Translating a Disney animated feature into a Broadway stage musical seems that it would be a seamless task considering the fantasy, magic, the vibrant moral storytelling, and, of course, the catchy iconic tunes. For the most part, Disney Theatrical Productions delivers the goods with their musicals seeing as though the product is, in a way, pre-packaged. They have brought animated features to life and they burst at the seams with Disney magic — and it is no exception with Aladdin; a journey of warm celebratory colors, dance, music and ornate costumes from the fictional city of Agrabah that brings all the familiarity of the movie with Broadway flair.
Running at the Hollywood Pangates until March 31, Aladdin is a visual feast for the eyes that nicely packages a classic Disney feature that was enchanting when it first was released in 1992. It doesn’t quite achieve the fantastical wonder and excitement of the original animated classic, but as a Disney Broadway musical, it checks all the boxes for the razzle-dazzle of conventional theater.
Watch on Deadline
In terms of story, Aladdin follows its feature counterpart to a tee, but in order to stretch the 90-minute runtime of the feature, the musical had to fill in the gaps with — you guessed it — more music from the high profile award-winning team of Alan Menken, Howard Ashman, Tim Rice, and Chad Beguelin, who also wrote the book. It follows the titular Aladdin, played by original Broadway cast member, Adam Jacobs. As a street rat living by his wits on the streets of Agrabah, Aladdin wishes for a better life while behind the palace walls, Jasmine (Isabelle McCalla, with role originator Courtney Reed playing her for a brief run) feels tied down and wants to break free from cultural tradition.

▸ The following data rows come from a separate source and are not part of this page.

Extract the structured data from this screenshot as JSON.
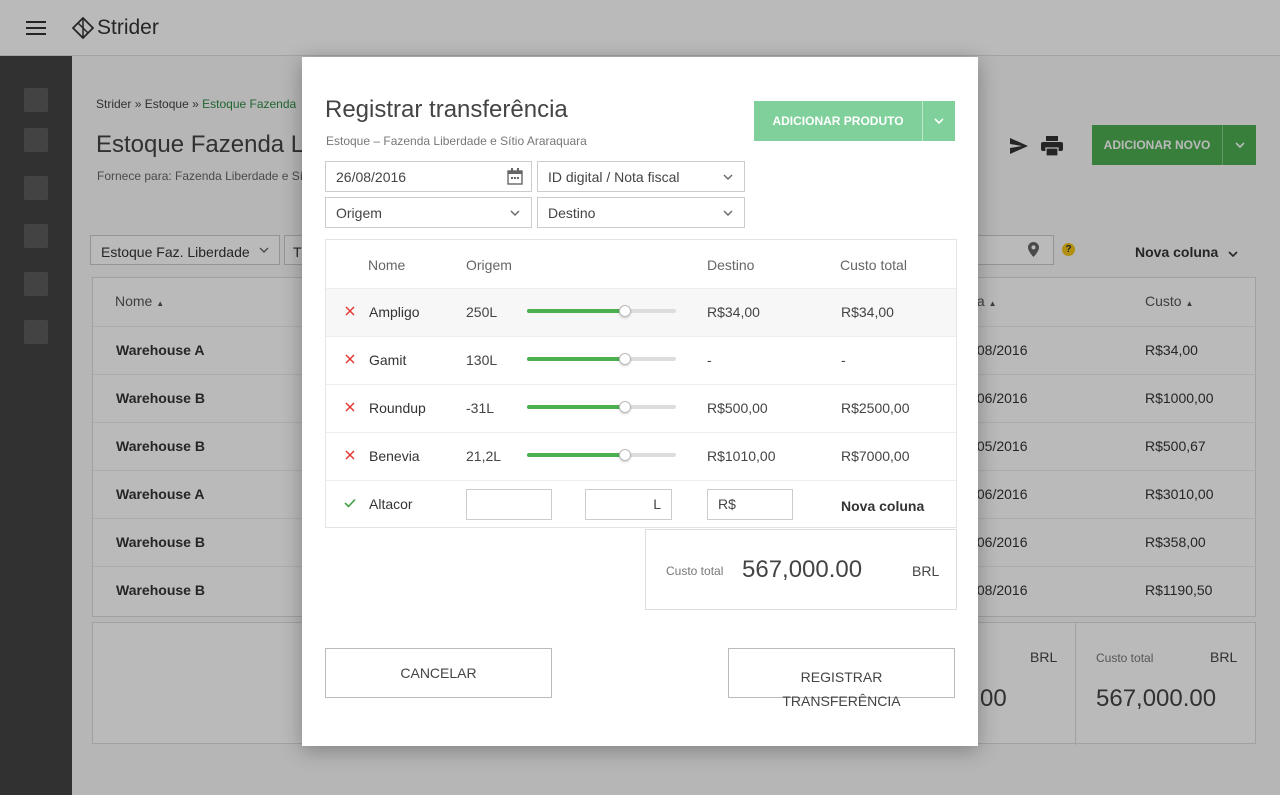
{
  "app": {
    "name": "Strider"
  },
  "background": {
    "breadcrumb": {
      "root": "Strider",
      "sep1": "»",
      "section": "Estoque",
      "sep2": "»",
      "current": "Estoque Fazenda"
    },
    "title": "Estoque Fazenda Li",
    "subtitle": "Fornece para: Fazenda Liberdade e Sítio",
    "add_button": "ADICIONAR NOVO",
    "filter1": "Estoque Faz.  Liberdade",
    "filter2": "T",
    "new_column": "Nova coluna",
    "help": "?",
    "columns": {
      "name": "Nome",
      "date": "ta",
      "cost": "Custo"
    },
    "rows": [
      {
        "name": "Warehouse A",
        "date": "/08/2016",
        "cost": "R$34,00"
      },
      {
        "name": "Warehouse B",
        "date": "/06/2016",
        "cost": "R$1000,00"
      },
      {
        "name": "Warehouse B",
        "date": "/05/2016",
        "cost": "R$500,67"
      },
      {
        "name": "Warehouse A",
        "date": "/06/2016",
        "cost": "R$3010,00"
      },
      {
        "name": "Warehouse B",
        "date": "/06/2016",
        "cost": "R$358,00"
      },
      {
        "name": "Warehouse B",
        "date": "/08/2016",
        "cost": "R$1190,50"
      }
    ],
    "summary": {
      "left_currency": "BRL",
      "left_value": "00",
      "right_label": "Custo total",
      "right_currency": "BRL",
      "right_value": "567,000.00"
    }
  },
  "modal": {
    "title": "Registrar transferência",
    "subtitle": "Estoque – Fazenda Liberdade e Sítio Araraquara",
    "add_product": "ADICIONAR PRODUTO",
    "date": "26/08/2016",
    "doc_select": "ID digital / Nota fiscal",
    "origin_select": "Origem",
    "destination_select": "Destino",
    "columns": {
      "name": "Nome",
      "origin": "Origem",
      "destination": "Destino",
      "total_cost": "Custo total"
    },
    "rows": [
      {
        "name": "Ampligo",
        "origin": "250L",
        "level": 0.66,
        "destination": "R$34,00",
        "total": "R$34,00"
      },
      {
        "name": "Gamit",
        "origin": "130L",
        "level": 0.66,
        "destination": "-",
        "total": "-"
      },
      {
        "name": "Roundup",
        "origin": "-31L",
        "level": 0.66,
        "destination": "R$500,00",
        "total": "R$2500,00"
      },
      {
        "name": "Benevia",
        "origin": "21,2L",
        "level": 0.66,
        "destination": "R$1010,00",
        "total": "R$7000,00"
      }
    ],
    "new_row": {
      "name": "Altacor",
      "unit": "L",
      "currency_prefix": "R$",
      "new_column": "Nova coluna"
    },
    "total": {
      "label": "Custo total",
      "value": "567,000.00",
      "currency": "BRL"
    },
    "cancel": "CANCELAR",
    "register_line1": "REGISTRAR",
    "register_line2": "TRANSFERÊNCIA"
  },
  "colors": {
    "primary": "#4caf50",
    "primary_light": "#7fd09a",
    "remove": "#e53935",
    "confirm": "#43a047",
    "breadcrumb_link": "#2e8b44"
  },
  "icons": [
    "menu-icon",
    "strider-logo-icon",
    "send-icon",
    "print-icon",
    "chevron-down-icon",
    "calendar-icon",
    "close-icon",
    "check-icon",
    "location-pin-icon",
    "help-icon",
    "sort-asc-icon"
  ]
}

The two meet on the street, but Aladdin realizes that the two can’t become an item because she’s a princess and he’s just a street rat. Things shift when the Sultan’s evil Grand Vizier Jafar (Jonathan Weir) uses Aladdin to get a magical lamp, it backfires and Aladdin ends up with the treasured item. Upon rubbing the lamp he unleashes the all-powerful Genie (played by original Broadway cast member Michael James Scott), who grants him three wishes. He uses this opportunity to win the heart of Jasmine, take down Jafar, and in true Disney fashion, learn a moral that teaches him that if he can be himself, his life would be much easier.
There are memorable tunes in the jazzy soundtrack that make a return to the musical including One Jump Ahead, Friend Like Me and Prince Ali. More original songs like Proud to Be Your Boy and A Million Miles Away occupy real estate in the musical to fulfill the Broadway runtime and although they are great additions to an already strong soundtrack, you won’t necessarily be singing them when you leave the theater. Because let’s face it, everyone is there to hear A Whole New World.
The Academy Award-winning song is the centerpiece of the production as the stage is transformed into a night sky gorgeously lit by the moon and stars with Aladdin and Jasmine flying on a “how did they do that?” magic carpet up down and all around the stage. As the two main characters, Jacobs and McCalla are fully realized in-the-flesh versions of the iconic Disney characters, pumping joy and delight into their roles. They light up the stage with their crystalline voices, but it is definitely Scott as the Genie that steals the show.
The staging and robust production number of Friend Like Me not only gives Scott a grand introduction as the Genie but injects a jolt of energy into the musical, giving it an electrifying personality and flash that Robin Williams brought in the screen version. Scott makes the role his own, making the audience yearn for him to come back on stage when he’s not there.
A musical like Aladdin is difficult to not make a musical vs. movie situation considering the two are like fraternal twins. Although they are separate mediums, the fact that the story is close to identical to the film version can, at times be a distraction. For instance, although it makes sense for a live stage musical, replacing the lovable animal characters from the movie with forgettable human characters, some of the magic and excitement is lost from the story. And even though you don’t mind all the new additions to the story, there are also moments when you’re just sitting in your seat waiting for your favorite song to come on or your favorite line to be uttered. It can feel like a big-budget stage show that you can see at Disneyland — which is not a bad thing at all. I, for one, am all for anything Disney but trying to convince Aladdin purists who watched the movie on VHS non-stop in their formative years to not compare the two is kind of impossible. Both are enjoyable in their own right, but the movie will always win.
Despite my allegiance to the animated feature, Aladdin the stage musical has an enthusiasm and joy that makes for quality family-friendly Broadway entertainment — and it might be a taste of what’s to come with Disney’s upcoming live-action version starring Will Smith. Like the movie, it has the ability to take you on a thrilling magic carpet ride and want a Genie of your own.
Subscribe to Deadline Breaking News Alerts and keep your inbox happy.